## [TASK INSTRUCTIONS]
Only lines containing the word "icon" belong in the answer; copy each one from the records.

## [MATERIAL PROVIDED]
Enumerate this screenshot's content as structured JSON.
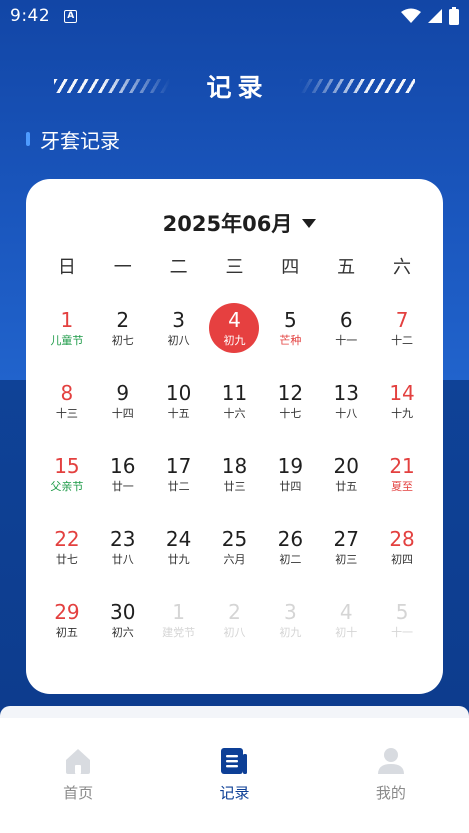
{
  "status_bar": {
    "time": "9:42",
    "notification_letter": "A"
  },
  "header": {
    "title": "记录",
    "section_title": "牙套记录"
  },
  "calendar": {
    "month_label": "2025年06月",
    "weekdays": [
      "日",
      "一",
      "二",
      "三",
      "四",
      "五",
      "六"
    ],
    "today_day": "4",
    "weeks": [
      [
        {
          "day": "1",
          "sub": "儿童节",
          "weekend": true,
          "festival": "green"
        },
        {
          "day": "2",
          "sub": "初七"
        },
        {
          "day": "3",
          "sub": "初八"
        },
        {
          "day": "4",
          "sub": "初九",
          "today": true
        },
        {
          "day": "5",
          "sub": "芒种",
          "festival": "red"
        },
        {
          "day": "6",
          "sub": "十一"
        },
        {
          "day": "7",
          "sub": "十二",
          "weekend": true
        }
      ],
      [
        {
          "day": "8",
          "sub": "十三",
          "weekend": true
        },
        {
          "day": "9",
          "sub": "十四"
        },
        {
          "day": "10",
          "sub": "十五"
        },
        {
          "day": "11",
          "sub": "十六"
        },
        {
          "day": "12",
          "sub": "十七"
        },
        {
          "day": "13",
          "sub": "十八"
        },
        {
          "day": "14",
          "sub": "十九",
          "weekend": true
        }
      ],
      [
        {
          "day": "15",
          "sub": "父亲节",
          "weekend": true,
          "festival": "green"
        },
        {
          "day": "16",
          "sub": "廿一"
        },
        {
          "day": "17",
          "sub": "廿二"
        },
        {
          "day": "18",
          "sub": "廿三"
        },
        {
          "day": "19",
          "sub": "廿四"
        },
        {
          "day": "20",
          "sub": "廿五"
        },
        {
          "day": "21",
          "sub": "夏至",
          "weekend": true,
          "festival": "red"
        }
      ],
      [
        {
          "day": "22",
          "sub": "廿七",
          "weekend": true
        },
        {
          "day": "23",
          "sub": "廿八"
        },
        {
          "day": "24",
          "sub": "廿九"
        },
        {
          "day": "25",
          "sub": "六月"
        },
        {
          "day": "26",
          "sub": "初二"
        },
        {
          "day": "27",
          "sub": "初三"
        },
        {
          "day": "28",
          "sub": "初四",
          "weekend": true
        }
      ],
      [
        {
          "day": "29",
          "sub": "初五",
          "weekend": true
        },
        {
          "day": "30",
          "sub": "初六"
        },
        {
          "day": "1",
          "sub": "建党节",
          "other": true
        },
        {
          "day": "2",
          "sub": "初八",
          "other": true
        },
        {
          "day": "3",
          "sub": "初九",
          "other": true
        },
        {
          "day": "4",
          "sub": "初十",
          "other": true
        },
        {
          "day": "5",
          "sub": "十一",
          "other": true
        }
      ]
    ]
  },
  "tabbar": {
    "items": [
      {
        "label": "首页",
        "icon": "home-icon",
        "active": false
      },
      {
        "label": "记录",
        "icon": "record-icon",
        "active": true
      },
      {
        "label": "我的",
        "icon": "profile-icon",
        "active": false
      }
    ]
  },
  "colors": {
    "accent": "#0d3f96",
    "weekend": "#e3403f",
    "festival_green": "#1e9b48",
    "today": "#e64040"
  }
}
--
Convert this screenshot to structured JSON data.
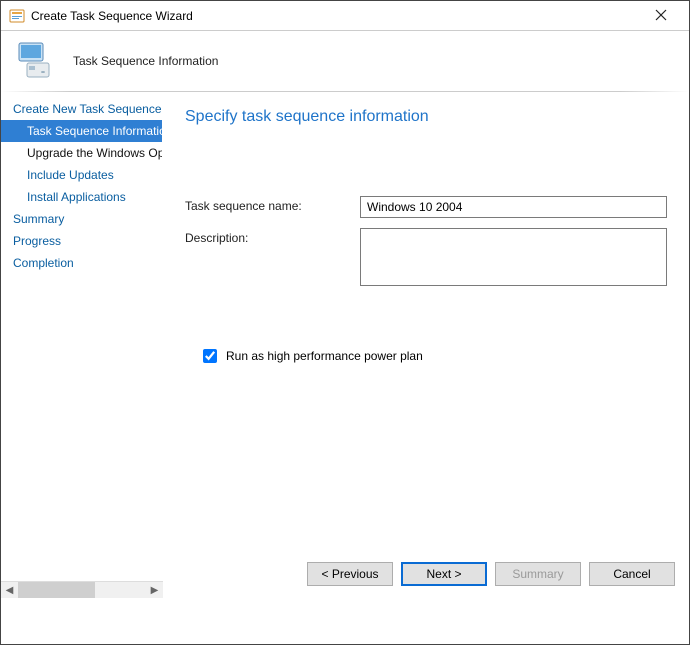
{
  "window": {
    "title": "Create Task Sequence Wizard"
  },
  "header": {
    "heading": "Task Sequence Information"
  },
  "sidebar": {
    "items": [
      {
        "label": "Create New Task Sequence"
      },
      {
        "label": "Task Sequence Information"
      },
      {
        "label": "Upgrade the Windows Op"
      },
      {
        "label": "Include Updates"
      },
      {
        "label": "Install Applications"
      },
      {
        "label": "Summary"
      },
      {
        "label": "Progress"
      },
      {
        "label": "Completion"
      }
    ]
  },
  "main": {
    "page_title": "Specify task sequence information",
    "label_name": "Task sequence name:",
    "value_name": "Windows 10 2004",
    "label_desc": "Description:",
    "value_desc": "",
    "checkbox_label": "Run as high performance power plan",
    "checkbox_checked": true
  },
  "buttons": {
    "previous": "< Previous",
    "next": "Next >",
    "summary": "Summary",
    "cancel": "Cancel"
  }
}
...
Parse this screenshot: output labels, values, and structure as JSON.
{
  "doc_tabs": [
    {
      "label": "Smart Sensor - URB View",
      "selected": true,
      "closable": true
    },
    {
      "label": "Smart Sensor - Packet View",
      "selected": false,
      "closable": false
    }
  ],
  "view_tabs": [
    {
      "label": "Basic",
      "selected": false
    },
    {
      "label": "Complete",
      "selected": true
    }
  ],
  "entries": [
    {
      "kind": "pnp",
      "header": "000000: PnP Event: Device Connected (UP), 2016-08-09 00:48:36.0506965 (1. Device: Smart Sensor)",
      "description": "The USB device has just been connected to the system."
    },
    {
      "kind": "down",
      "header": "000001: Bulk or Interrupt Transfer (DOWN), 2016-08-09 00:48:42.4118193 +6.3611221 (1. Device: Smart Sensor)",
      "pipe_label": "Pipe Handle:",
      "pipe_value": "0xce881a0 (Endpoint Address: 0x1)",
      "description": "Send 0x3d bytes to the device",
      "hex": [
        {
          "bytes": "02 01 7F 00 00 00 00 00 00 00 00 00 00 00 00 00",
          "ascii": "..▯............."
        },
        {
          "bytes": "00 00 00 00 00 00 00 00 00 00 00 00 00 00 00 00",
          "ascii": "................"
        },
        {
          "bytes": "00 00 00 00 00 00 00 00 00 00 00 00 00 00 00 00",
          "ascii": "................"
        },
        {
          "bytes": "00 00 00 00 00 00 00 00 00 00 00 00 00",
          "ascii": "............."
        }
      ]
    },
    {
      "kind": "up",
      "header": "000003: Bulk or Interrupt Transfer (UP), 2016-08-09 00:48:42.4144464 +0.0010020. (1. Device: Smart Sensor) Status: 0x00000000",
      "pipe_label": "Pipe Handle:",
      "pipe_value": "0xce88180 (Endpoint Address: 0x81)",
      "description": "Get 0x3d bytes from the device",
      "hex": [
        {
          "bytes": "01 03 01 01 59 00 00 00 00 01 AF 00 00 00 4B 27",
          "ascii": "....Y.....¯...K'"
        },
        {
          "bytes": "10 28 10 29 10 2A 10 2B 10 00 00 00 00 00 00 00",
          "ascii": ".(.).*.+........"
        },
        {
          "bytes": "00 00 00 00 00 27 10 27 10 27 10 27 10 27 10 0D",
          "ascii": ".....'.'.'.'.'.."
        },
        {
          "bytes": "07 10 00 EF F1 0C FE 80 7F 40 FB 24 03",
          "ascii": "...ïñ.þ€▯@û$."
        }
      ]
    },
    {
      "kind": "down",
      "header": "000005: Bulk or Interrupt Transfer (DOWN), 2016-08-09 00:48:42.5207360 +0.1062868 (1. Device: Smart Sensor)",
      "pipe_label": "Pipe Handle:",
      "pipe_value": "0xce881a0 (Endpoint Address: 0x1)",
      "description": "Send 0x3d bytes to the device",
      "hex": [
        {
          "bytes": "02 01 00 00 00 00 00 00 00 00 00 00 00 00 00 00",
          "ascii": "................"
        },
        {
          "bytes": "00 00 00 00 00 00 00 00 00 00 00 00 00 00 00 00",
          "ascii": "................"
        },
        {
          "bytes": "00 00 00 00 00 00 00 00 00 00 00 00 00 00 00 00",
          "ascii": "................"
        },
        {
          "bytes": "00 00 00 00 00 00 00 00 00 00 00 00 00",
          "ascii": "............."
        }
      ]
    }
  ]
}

## [WRITTEN ANSWER]
        "icon": "home-icon",
        "icon": "record-icon",
        "icon": "profile-icon",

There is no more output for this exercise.